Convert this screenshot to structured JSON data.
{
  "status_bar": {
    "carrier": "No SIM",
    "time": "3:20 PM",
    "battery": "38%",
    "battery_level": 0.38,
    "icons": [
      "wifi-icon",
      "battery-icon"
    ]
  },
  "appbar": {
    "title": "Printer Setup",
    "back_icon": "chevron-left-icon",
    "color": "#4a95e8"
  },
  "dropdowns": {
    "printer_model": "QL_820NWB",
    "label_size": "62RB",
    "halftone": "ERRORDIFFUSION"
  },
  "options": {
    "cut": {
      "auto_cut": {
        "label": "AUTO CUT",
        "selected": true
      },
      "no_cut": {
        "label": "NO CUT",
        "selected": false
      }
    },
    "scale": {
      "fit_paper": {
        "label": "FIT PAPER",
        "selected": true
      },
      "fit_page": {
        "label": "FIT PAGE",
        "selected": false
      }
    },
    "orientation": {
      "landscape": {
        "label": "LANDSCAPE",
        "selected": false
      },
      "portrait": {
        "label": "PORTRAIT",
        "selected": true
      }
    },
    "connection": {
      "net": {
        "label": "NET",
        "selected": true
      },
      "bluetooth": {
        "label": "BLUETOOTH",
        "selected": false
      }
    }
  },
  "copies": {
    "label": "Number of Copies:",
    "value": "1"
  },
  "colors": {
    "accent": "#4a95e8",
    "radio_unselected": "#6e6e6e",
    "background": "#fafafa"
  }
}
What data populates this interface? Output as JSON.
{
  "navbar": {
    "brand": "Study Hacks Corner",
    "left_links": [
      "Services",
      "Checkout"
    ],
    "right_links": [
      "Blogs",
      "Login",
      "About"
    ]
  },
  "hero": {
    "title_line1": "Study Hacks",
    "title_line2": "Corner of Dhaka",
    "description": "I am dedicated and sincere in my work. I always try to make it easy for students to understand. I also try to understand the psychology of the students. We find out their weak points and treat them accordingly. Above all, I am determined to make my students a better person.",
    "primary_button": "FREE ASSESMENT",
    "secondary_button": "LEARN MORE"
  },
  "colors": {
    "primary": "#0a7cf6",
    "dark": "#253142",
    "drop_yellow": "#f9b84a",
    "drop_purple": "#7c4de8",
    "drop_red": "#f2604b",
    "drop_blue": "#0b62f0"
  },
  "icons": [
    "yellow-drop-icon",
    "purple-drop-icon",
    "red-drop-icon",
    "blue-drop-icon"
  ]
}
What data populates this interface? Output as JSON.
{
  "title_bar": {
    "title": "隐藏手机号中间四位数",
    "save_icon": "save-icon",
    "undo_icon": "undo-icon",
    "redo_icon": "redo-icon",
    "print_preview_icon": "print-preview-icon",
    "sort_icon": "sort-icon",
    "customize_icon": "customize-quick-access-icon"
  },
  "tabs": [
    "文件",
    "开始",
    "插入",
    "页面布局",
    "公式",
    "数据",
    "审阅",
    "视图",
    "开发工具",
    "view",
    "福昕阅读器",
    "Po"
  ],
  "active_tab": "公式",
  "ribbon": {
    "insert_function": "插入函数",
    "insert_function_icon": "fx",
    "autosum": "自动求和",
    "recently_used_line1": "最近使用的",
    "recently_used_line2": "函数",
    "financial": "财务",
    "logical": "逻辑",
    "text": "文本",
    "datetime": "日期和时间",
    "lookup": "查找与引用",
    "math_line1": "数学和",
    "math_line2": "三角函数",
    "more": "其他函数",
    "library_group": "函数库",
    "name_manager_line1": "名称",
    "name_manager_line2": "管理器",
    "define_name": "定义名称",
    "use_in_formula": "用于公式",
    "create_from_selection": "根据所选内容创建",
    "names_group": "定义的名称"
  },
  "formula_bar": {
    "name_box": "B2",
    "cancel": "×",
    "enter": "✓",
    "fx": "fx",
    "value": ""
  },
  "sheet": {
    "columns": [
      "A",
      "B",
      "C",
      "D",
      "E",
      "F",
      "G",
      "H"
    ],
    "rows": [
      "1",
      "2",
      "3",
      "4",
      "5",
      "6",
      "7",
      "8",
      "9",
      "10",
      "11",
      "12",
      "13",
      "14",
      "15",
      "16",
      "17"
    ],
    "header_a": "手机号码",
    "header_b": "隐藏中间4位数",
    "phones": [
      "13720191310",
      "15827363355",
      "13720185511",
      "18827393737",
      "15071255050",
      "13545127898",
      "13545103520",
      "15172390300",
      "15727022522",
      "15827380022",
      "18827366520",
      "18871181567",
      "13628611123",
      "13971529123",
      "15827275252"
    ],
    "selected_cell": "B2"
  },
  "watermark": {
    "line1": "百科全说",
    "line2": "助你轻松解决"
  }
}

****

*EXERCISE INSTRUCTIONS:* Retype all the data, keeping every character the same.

*WRITTEN REPLY:*
Convert this screenshot to structured JSON data.
{
  "status_bar": {
    "carrier": "No SIM",
    "time": "3:20 PM",
    "battery": "38%",
    "battery_level": 0.38,
    "icons": [
      "wifi-icon",
      "battery-icon"
    ]
  },
  "appbar": {
    "title": "Printer Setup",
    "back_icon": "chevron-left-icon",
    "color": "#4a95e8"
  },
  "dropdowns": {
    "printer_model": "QL_820NWB",
    "label_size": "62RB",
    "halftone": "ERRORDIFFUSION"
  },
  "options": {
    "cut": {
      "auto_cut": {
        "label": "AUTO CUT",
        "selected": true
      },
      "no_cut": {
        "label": "NO CUT",
        "selected": false
      }
    },
    "scale": {
      "fit_paper": {
        "label": "FIT PAPER",
        "selected": true
      },
      "fit_page": {
        "label": "FIT PAGE",
        "selected": false
      }
    },
    "orientation": {
      "landscape": {
        "label": "LANDSCAPE",
        "selected": false
      },
      "portrait": {
        "label": "PORTRAIT",
        "selected": true
      }
    },
    "connection": {
      "net": {
        "label": "NET",
        "selected": true
      },
      "bluetooth": {
        "label": "BLUETOOTH",
        "selected": false
      }
    }
  },
  "copies": {
    "label": "Number of Copies:",
    "value": "1"
  },
  "colors": {
    "accent": "#4a95e8",
    "radio_unselected": "#6e6e6e",
    "background": "#fafafa"
  }
}
What data populates this interface? Output as JSON.
{
  "navbar": {
    "brand": "Study Hacks Corner",
    "left_links": [
      "Services",
      "Checkout"
    ],
    "right_links": [
      "Blogs",
      "Login",
      "About"
    ]
  },
  "hero": {
    "title_line1": "Study Hacks",
    "title_line2": "Corner of Dhaka",
    "description": "I am dedicated and sincere in my work. I always try to make it easy for students to understand. I also try to understand the psychology of the students. We find out their weak points and treat them accordingly. Above all, I am determined to make my students a better person.",
    "primary_button": "FREE ASSESMENT",
    "secondary_button": "LEARN MORE"
  },
  "colors": {
    "primary": "#0a7cf6",
    "dark": "#253142",
    "drop_yellow": "#f9b84a",
    "drop_purple": "#7c4de8",
    "drop_red": "#f2604b",
    "drop_blue": "#0b62f0"
  },
  "icons": [
    "yellow-drop-icon",
    "purple-drop-icon",
    "red-drop-icon",
    "blue-drop-icon"
  ]
}
What data populates this interface? Output as JSON.
{
  "title_bar": {
    "title": "隐藏手机号中间四位数",
    "save_icon": "save-icon",
    "undo_icon": "undo-icon",
    "redo_icon": "redo-icon",
    "print_preview_icon": "print-preview-icon",
    "sort_icon": "sort-icon",
    "customize_icon": "customize-quick-access-icon"
  },
  "tabs": [
    "文件",
    "开始",
    "插入",
    "页面布局",
    "公式",
    "数据",
    "审阅",
    "视图",
    "开发工具",
    "view",
    "福昕阅读器",
    "Po"
  ],
  "active_tab": "公式",
  "ribbon": {
    "insert_function": "插入函数",
    "insert_function_icon": "fx",
    "autosum": "自动求和",
    "recently_used_line1": "最近使用的",
    "recently_used_line2": "函数",
    "financial": "财务",
    "logical": "逻辑",
    "text": "文本",
    "datetime": "日期和时间",
    "lookup": "查找与引用",
    "math_line1": "数学和",
    "math_line2": "三角函数",
    "more": "其他函数",
    "library_group": "函数库",
    "name_manager_line1": "名称",
    "name_manager_line2": "管理器",
    "define_name": "定义名称",
    "use_in_formula": "用于公式",
    "create_from_selection": "根据所选内容创建",
    "names_group": "定义的名称"
  },
  "formula_bar": {
    "name_box": "B2",
    "cancel": "×",
    "enter": "✓",
    "fx": "fx",
    "value": ""
  },
  "sheet": {
    "columns": [
      "A",
      "B",
      "C",
      "D",
      "E",
      "F",
      "G",
      "H"
    ],
    "rows": [
      "1",
      "2",
      "3",
      "4",
      "5",
      "6",
      "7",
      "8",
      "9",
      "10",
      "11",
      "12",
      "13",
      "14",
      "15",
      "16",
      "17"
    ],
    "header_a": "手机号码",
    "header_b": "隐藏中间4位数",
    "phones": [
      "13720191310",
      "15827363355",
      "13720185511",
      "18827393737",
      "15071255050",
      "13545127898",
      "13545103520",
      "15172390300",
      "15727022522",
      "15827380022",
      "18827366520",
      "18871181567",
      "13628611123",
      "13971529123",
      "15827275252"
    ],
    "selected_cell": "B2"
  },
  "watermark": {
    "line1": "百科全说",
    "line2": "助你轻松解决"
  }
}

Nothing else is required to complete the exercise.